Component data from apps and pages:
============================================================

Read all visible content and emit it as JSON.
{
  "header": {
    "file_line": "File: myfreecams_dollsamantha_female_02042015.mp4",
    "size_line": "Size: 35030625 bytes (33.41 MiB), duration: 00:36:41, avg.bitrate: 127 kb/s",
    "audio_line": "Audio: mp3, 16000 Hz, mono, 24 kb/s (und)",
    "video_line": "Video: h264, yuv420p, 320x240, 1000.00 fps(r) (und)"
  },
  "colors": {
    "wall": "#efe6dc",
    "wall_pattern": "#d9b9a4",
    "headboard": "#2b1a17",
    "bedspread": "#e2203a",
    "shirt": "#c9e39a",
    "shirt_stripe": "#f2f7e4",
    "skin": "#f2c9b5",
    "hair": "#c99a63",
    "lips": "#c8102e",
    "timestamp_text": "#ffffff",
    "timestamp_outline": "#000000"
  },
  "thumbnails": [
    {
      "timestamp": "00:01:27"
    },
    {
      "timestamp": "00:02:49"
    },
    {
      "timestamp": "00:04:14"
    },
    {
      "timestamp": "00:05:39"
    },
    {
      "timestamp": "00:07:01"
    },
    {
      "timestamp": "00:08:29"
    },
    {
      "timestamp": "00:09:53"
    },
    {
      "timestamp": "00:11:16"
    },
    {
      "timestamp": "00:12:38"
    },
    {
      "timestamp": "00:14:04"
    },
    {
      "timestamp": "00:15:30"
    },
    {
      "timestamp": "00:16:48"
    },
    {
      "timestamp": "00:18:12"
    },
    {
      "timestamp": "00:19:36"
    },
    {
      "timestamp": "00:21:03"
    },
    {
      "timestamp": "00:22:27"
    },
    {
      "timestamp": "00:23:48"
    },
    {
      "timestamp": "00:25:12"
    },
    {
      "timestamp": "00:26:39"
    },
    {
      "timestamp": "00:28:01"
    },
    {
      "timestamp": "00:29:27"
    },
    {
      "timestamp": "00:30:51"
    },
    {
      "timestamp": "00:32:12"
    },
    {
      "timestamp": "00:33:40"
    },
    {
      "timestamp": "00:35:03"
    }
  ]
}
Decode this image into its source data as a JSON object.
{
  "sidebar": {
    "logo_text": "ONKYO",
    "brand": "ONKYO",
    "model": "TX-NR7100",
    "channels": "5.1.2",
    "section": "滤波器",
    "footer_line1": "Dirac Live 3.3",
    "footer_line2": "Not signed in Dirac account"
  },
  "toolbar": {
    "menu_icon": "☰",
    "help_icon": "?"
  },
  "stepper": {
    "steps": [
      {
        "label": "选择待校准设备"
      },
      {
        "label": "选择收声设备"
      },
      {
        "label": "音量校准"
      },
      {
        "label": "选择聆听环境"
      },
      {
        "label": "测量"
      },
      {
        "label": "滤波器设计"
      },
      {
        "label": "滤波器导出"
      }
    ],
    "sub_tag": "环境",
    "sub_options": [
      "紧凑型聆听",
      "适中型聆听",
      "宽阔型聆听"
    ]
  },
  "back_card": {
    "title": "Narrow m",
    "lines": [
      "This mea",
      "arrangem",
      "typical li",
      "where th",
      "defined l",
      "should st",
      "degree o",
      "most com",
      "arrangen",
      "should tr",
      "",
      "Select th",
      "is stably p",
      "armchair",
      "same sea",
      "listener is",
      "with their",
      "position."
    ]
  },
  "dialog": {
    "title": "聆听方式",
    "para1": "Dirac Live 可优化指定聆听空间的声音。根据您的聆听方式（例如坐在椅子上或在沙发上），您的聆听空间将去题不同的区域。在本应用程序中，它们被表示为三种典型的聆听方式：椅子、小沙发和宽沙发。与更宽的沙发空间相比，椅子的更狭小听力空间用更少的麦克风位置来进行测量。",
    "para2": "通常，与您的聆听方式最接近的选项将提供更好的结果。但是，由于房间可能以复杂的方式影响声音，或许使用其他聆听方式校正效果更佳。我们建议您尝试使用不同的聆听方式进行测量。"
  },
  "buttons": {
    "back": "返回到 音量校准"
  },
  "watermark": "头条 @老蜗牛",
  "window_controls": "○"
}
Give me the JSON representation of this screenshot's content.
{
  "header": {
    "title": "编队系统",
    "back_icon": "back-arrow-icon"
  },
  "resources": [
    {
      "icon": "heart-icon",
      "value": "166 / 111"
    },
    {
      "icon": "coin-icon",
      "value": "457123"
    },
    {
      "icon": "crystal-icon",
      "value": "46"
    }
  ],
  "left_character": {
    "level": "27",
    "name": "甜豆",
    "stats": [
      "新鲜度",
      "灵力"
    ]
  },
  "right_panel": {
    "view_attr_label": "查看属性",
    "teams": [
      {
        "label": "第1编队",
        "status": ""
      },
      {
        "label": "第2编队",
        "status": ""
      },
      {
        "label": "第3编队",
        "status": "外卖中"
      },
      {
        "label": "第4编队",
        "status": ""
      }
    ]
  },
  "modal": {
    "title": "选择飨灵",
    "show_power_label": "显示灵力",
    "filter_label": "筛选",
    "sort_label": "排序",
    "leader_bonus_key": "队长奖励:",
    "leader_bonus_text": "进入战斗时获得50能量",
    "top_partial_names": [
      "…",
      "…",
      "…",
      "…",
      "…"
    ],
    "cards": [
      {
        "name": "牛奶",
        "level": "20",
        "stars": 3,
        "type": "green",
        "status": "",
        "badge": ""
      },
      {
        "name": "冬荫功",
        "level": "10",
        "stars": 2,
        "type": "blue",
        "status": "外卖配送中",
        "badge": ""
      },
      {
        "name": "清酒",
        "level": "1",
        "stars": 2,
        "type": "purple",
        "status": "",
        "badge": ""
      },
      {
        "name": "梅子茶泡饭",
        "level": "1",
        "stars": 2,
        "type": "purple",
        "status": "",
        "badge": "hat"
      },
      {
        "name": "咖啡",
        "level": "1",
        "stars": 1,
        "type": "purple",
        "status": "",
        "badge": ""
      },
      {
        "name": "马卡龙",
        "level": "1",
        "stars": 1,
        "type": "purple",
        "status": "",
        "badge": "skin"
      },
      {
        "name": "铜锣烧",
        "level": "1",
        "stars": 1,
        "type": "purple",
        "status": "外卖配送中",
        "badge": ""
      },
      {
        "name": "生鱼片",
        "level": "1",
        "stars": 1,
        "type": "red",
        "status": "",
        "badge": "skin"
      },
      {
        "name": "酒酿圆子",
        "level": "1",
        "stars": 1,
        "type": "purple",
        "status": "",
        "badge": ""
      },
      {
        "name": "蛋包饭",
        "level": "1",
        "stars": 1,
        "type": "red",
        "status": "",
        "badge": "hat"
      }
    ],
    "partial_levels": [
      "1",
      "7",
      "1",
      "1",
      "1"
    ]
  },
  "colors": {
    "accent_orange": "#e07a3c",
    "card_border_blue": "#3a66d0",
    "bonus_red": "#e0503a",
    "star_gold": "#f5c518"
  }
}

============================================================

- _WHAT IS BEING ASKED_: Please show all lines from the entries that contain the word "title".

- _OUTPUT FOR THIS TASK_:
    "title": "Narrow m",
    "title": "聆听方式",
    "title": "编队系统",
    "title": "选择飨灵",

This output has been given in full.